Officials weren't receptive to that argument, Goldman says, so opponents switched strategies. "They shifted to size [and] shape of the building. And parking, and the schools and the traffic," he says. The project was ultimately scuttled in court after an expensive, two-and-a-half-year legal battle.
Appeals to ideology aren't likely to change anyone's mind, either, former D.C. Mayor Anthony Williams said last week. Sharing a stage with Mayor Bowser, Williams described an apparent cognitive dissonance at play within many housing fights in the city's wealthier neighborhoods.
"You go to the people in Northwest [D.C.] and you say ... 'Do you believe we've got to combat climate change and global warming?' Yes. 'You believe in smart growth?' Yes. 'You think that every city should play a part?' Yes. 'You think density is a big part of this?' Yes. 'You think we should have more density down the street?' No," Williams said. "That's the problem."
Blocking Opposition Before It Starts
As far as Bowser's top planner is concerned, the same old arguments against new housing are no longer welcome.
"In the past, it's been OK for people to say, 'Well, I believe in [density and affordable housing], but not here,' " says Andrew Trueblood, who heads D.C.'s Office of Planning. "And what we're saying is, as soon as you say 'but' — as soon as you start qualifying it — then you're not fully living up to what we think we need as a city."
At the mayor's request, a panel of experts recently produced a list of recommendations for how to do that. The panel, assembled by the Urban Land Institute, advised city officials to consider soft measures like educating residents about the history of racism in land use, or even starting a book club centered on texts like The Color of Law and The New Jim Crow.
But the panel also suggested more assertive means of stopping anti-development efforts before they gain momentum. The city should consider modifying the historic preservation process, the panel said, which "is being used as a tool to block and slow development;" update zoning regulations to limit opportunities for litigation; and establish a legal defense fund to "counter the economic power of wealthy residents filing lawsuits against affordable housing."
According to Trueblood, the city is already taking steps similar to the panel's recommendations, including tweaking language in the city's Comprehensive Plan to make it harder for parties to appeal zoning decisions in court.
"Do we want to completely shut off people's due process? No," Trueblood says. "But I think there's a lot we can do."
Signs Of Change
Officials in the Virginia suburbs have been less proactive on housing than the Bowser administration, says Michelle Krocker with the Northern Virginia Affordable Housing Alliance. The political will to increase density and significantly invest in affordable housing just isn't there in places like Fairfax County, she says.
"[Fairfax officials] absolutely do not want to have this conversation.

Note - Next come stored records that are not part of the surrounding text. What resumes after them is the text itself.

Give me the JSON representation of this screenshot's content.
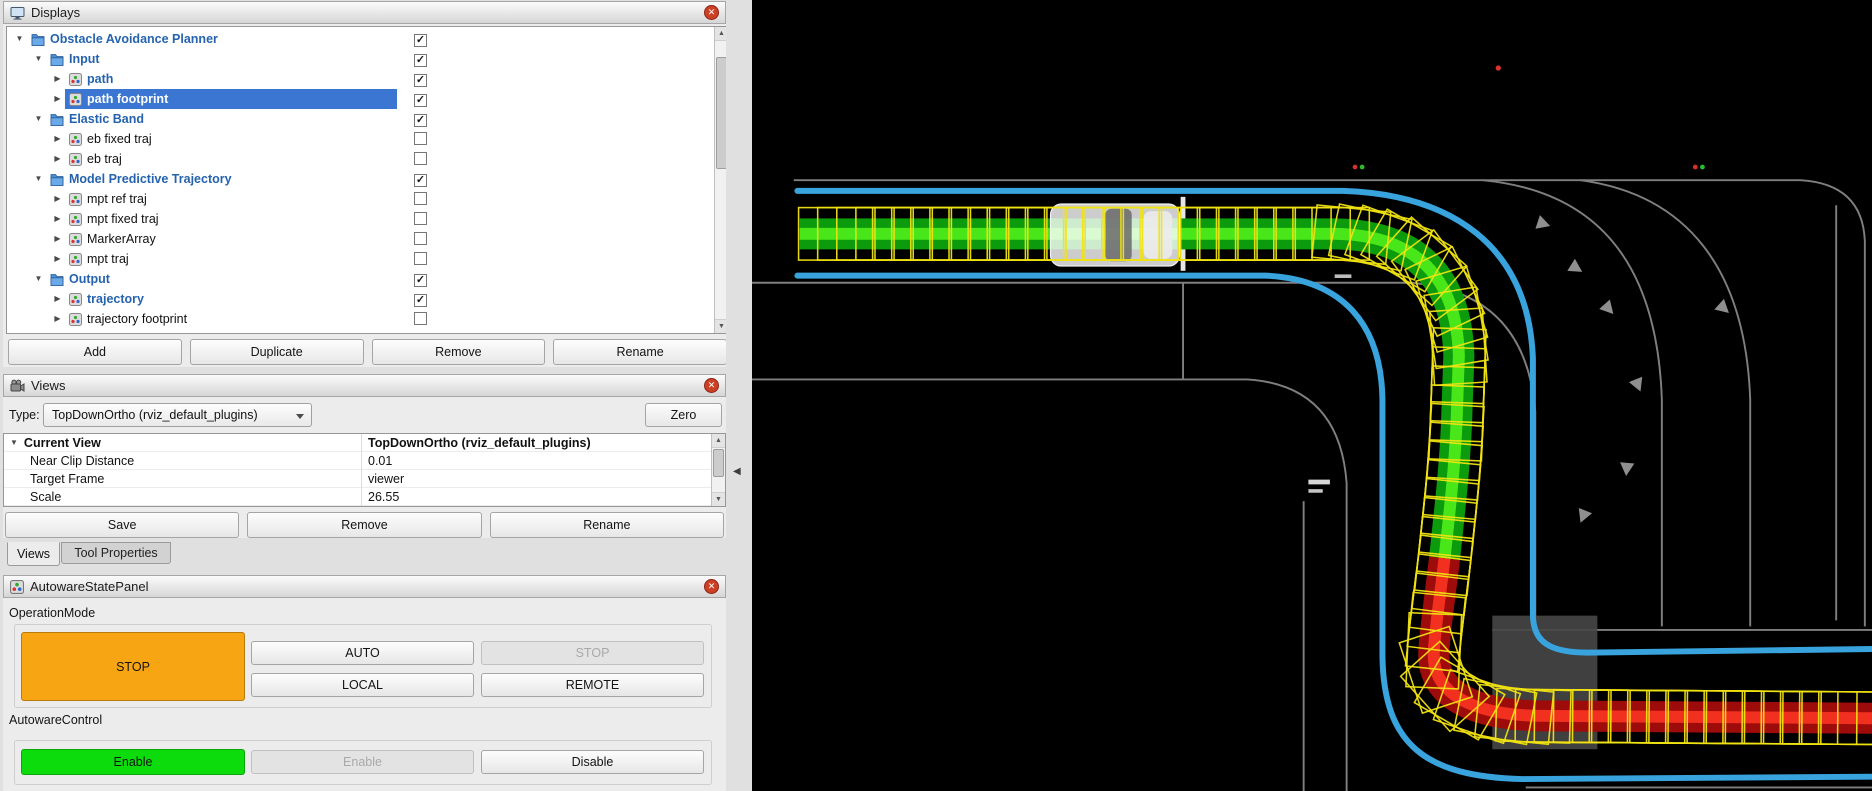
{
  "displays_panel": {
    "title": "Displays",
    "buttons": [
      "Add",
      "Duplicate",
      "Remove",
      "Rename"
    ],
    "tree": [
      {
        "label": "Obstacle Avoidance Planner",
        "level": 0,
        "kind": "folder",
        "expanded": true,
        "checked": true,
        "selected": false
      },
      {
        "label": "Input",
        "level": 1,
        "kind": "folder",
        "expanded": true,
        "checked": true,
        "selected": false
      },
      {
        "label": "path",
        "level": 2,
        "kind": "display",
        "expanded": false,
        "checked": true,
        "selected": false
      },
      {
        "label": "path footprint",
        "level": 2,
        "kind": "display",
        "expanded": false,
        "checked": true,
        "selected": true
      },
      {
        "label": "Elastic Band",
        "level": 1,
        "kind": "folder",
        "expanded": true,
        "checked": true,
        "selected": false
      },
      {
        "label": "eb fixed traj",
        "level": 2,
        "kind": "display",
        "expanded": false,
        "checked": false,
        "selected": false
      },
      {
        "label": "eb traj",
        "level": 2,
        "kind": "display",
        "expanded": false,
        "checked": false,
        "selected": false
      },
      {
        "label": "Model Predictive Trajectory",
        "level": 1,
        "kind": "folder",
        "expanded": true,
        "checked": true,
        "selected": false
      },
      {
        "label": "mpt ref traj",
        "level": 2,
        "kind": "display",
        "expanded": false,
        "checked": false,
        "selected": false
      },
      {
        "label": "mpt fixed traj",
        "level": 2,
        "kind": "display",
        "expanded": false,
        "checked": false,
        "selected": false
      },
      {
        "label": "MarkerArray",
        "level": 2,
        "kind": "display",
        "expanded": false,
        "checked": false,
        "selected": false
      },
      {
        "label": "mpt traj",
        "level": 2,
        "kind": "display",
        "expanded": false,
        "checked": false,
        "selected": false
      },
      {
        "label": "Output",
        "level": 1,
        "kind": "folder",
        "expanded": true,
        "checked": true,
        "selected": false
      },
      {
        "label": "trajectory",
        "level": 2,
        "kind": "display",
        "expanded": false,
        "checked": true,
        "selected": false
      },
      {
        "label": "trajectory footprint",
        "level": 2,
        "kind": "display",
        "expanded": false,
        "checked": false,
        "selected": false
      }
    ]
  },
  "views_panel": {
    "title": "Views",
    "type_label": "Type:",
    "type_value": "TopDownOrtho (rviz_default_plugins)",
    "zero_button": "Zero",
    "rows": [
      {
        "name": "Current View",
        "value": "TopDownOrtho (rviz_default_plugins)"
      },
      {
        "name": "Near Clip Distance",
        "value": "0.01"
      },
      {
        "name": "Target Frame",
        "value": "viewer"
      },
      {
        "name": "Scale",
        "value": "26.55"
      }
    ],
    "buttons": [
      "Save",
      "Remove",
      "Rename"
    ],
    "tabs": [
      "Views",
      "Tool Properties"
    ]
  },
  "state_panel": {
    "title": "AutowareStatePanel",
    "operation_mode": {
      "label": "OperationMode",
      "status": "STOP",
      "status_color": "#f7a512",
      "buttons": [
        "AUTO",
        "STOP",
        "LOCAL",
        "REMOTE"
      ]
    },
    "autoware_control": {
      "label": "AutowareControl",
      "status": "Enable",
      "status_color": "#0cdc0c",
      "buttons": [
        "Enable",
        "Disable"
      ]
    }
  },
  "viz": {
    "colors": {
      "background": "#000000",
      "road_gray": "#969696",
      "lane_blue": "#38a3dc",
      "traj_green": "#0c9b0c",
      "traj_green_core": "#49e719",
      "traj_red": "#9e0b0b",
      "traj_red_core": "#f2301f",
      "footprint_yellow": "#f0e312"
    },
    "footprint": {
      "spacing": 16,
      "length": 62,
      "width": 44
    }
  }
}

At all," Krocker says. "They're wary, because they know this is such an entrenched, embedded notion among the population."
That's why a recent vote from the Montgomery County Council was viewed by "smart growth" proponents and affordable housing advocates as an act of political courage.
The body's unanimous decision to allow more accessory dwelling units in the county — over intense objection from civic associations — is a sign that officials may be willing to take political risks to get more homes built, says Robert Goldman of the Montgomery Housing Partnership.
But it's not shame that's going to change the conversation around housing supply, he says — most likely, change will come as more leaders set ambitious housing targets and push back against their own constituents.
"D.C. is serving as an example for the rest of the region," Goldman says. "Bit by bit, that puts pressure on elected officials to do more."